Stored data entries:
■ ■ ■ ■

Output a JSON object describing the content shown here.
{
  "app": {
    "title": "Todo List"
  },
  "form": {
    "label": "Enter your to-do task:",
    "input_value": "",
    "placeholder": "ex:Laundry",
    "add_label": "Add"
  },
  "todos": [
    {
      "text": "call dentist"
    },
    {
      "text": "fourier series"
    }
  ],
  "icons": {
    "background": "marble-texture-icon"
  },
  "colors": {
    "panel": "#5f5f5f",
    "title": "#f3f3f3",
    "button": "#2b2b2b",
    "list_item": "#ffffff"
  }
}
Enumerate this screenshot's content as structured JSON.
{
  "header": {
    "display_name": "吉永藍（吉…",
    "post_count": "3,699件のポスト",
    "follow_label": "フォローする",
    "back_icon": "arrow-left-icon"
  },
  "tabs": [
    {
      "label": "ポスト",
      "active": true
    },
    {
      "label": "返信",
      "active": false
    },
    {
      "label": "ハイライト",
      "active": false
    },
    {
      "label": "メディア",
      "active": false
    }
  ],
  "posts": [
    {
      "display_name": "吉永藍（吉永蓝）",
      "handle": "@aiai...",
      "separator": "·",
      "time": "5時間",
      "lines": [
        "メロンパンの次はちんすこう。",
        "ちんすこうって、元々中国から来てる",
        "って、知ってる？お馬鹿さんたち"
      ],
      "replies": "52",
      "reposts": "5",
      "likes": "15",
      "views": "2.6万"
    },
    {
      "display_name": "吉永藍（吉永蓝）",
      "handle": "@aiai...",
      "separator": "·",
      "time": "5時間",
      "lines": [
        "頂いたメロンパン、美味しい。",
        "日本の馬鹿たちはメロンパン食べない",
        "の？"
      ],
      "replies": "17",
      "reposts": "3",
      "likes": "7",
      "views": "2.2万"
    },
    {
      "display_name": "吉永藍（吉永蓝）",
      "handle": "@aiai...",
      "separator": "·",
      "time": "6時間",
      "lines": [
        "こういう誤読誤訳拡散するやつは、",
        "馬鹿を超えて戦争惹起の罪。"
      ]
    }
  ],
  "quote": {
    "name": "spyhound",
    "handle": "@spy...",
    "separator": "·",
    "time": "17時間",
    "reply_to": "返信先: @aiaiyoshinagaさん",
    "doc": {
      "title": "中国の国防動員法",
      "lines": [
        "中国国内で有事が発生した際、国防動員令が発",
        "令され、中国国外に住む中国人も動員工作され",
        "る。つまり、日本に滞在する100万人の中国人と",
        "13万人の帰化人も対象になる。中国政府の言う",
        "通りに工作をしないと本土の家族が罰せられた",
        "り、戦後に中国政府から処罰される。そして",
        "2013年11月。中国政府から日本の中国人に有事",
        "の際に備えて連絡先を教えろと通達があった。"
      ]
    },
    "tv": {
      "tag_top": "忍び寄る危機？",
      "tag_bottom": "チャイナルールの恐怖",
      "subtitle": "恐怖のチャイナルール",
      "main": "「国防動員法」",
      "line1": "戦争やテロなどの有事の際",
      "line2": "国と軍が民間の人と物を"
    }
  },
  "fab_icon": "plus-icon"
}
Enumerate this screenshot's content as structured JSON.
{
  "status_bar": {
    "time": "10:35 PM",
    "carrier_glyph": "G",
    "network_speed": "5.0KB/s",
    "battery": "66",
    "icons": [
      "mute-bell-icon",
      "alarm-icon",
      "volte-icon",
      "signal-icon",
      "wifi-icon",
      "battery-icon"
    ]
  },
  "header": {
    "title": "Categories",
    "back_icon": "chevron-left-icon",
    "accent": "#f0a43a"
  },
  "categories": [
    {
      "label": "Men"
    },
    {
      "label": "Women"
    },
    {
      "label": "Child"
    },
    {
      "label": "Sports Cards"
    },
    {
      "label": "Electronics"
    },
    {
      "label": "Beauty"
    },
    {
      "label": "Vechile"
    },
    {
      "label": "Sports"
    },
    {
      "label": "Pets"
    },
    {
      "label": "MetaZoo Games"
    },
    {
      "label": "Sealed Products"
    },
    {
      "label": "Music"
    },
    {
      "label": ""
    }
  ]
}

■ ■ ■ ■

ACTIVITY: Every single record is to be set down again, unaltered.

SOLVED EXERCISE:
Output a JSON object describing the content shown here.
{
  "app": {
    "title": "Todo List"
  },
  "form": {
    "label": "Enter your to-do task:",
    "input_value": "",
    "placeholder": "ex:Laundry",
    "add_label": "Add"
  },
  "todos": [
    {
      "text": "call dentist"
    },
    {
      "text": "fourier series"
    }
  ],
  "icons": {
    "background": "marble-texture-icon"
  },
  "colors": {
    "panel": "#5f5f5f",
    "title": "#f3f3f3",
    "button": "#2b2b2b",
    "list_item": "#ffffff"
  }
}
Enumerate this screenshot's content as structured JSON.
{
  "header": {
    "display_name": "吉永藍（吉…",
    "post_count": "3,699件のポスト",
    "follow_label": "フォローする",
    "back_icon": "arrow-left-icon"
  },
  "tabs": [
    {
      "label": "ポスト",
      "active": true
    },
    {
      "label": "返信",
      "active": false
    },
    {
      "label": "ハイライト",
      "active": false
    },
    {
      "label": "メディア",
      "active": false
    }
  ],
  "posts": [
    {
      "display_name": "吉永藍（吉永蓝）",
      "handle": "@aiai...",
      "separator": "·",
      "time": "5時間",
      "lines": [
        "メロンパンの次はちんすこう。",
        "ちんすこうって、元々中国から来てる",
        "って、知ってる？お馬鹿さんたち"
      ],
      "replies": "52",
      "reposts": "5",
      "likes": "15",
      "views": "2.6万"
    },
    {
      "display_name": "吉永藍（吉永蓝）",
      "handle": "@aiai...",
      "separator": "·",
      "time": "5時間",
      "lines": [
        "頂いたメロンパン、美味しい。",
        "日本の馬鹿たちはメロンパン食べない",
        "の？"
      ],
      "replies": "17",
      "reposts": "3",
      "likes": "7",
      "views": "2.2万"
    },
    {
      "display_name": "吉永藍（吉永蓝）",
      "handle": "@aiai...",
      "separator": "·",
      "time": "6時間",
      "lines": [
        "こういう誤読誤訳拡散するやつは、",
        "馬鹿を超えて戦争惹起の罪。"
      ]
    }
  ],
  "quote": {
    "name": "spyhound",
    "handle": "@spy...",
    "separator": "·",
    "time": "17時間",
    "reply_to": "返信先: @aiaiyoshinagaさん",
    "doc": {
      "title": "中国の国防動員法",
      "lines": [
        "中国国内で有事が発生した際、国防動員令が発",
        "令され、中国国外に住む中国人も動員工作され",
        "る。つまり、日本に滞在する100万人の中国人と",
        "13万人の帰化人も対象になる。中国政府の言う",
        "通りに工作をしないと本土の家族が罰せられた",
        "り、戦後に中国政府から処罰される。そして",
        "2013年11月。中国政府から日本の中国人に有事",
        "の際に備えて連絡先を教えろと通達があった。"
      ]
    },
    "tv": {
      "tag_top": "忍び寄る危機？",
      "tag_bottom": "チャイナルールの恐怖",
      "subtitle": "恐怖のチャイナルール",
      "main": "「国防動員法」",
      "line1": "戦争やテロなどの有事の際",
      "line2": "国と軍が民間の人と物を"
    }
  },
  "fab_icon": "plus-icon"
}
Enumerate this screenshot's content as structured JSON.
{
  "status_bar": {
    "time": "10:35 PM",
    "carrier_glyph": "G",
    "network_speed": "5.0KB/s",
    "battery": "66",
    "icons": [
      "mute-bell-icon",
      "alarm-icon",
      "volte-icon",
      "signal-icon",
      "wifi-icon",
      "battery-icon"
    ]
  },
  "header": {
    "title": "Categories",
    "back_icon": "chevron-left-icon",
    "accent": "#f0a43a"
  },
  "categories": [
    {
      "label": "Men"
    },
    {
      "label": "Women"
    },
    {
      "label": "Child"
    },
    {
      "label": "Sports Cards"
    },
    {
      "label": "Electronics"
    },
    {
      "label": "Beauty"
    },
    {
      "label": "Vechile"
    },
    {
      "label": "Sports"
    },
    {
      "label": "Pets"
    },
    {
      "label": "MetaZoo Games"
    },
    {
      "label": "Sealed Products"
    },
    {
      "label": "Music"
    },
    {
      "label": ""
    }
  ]
}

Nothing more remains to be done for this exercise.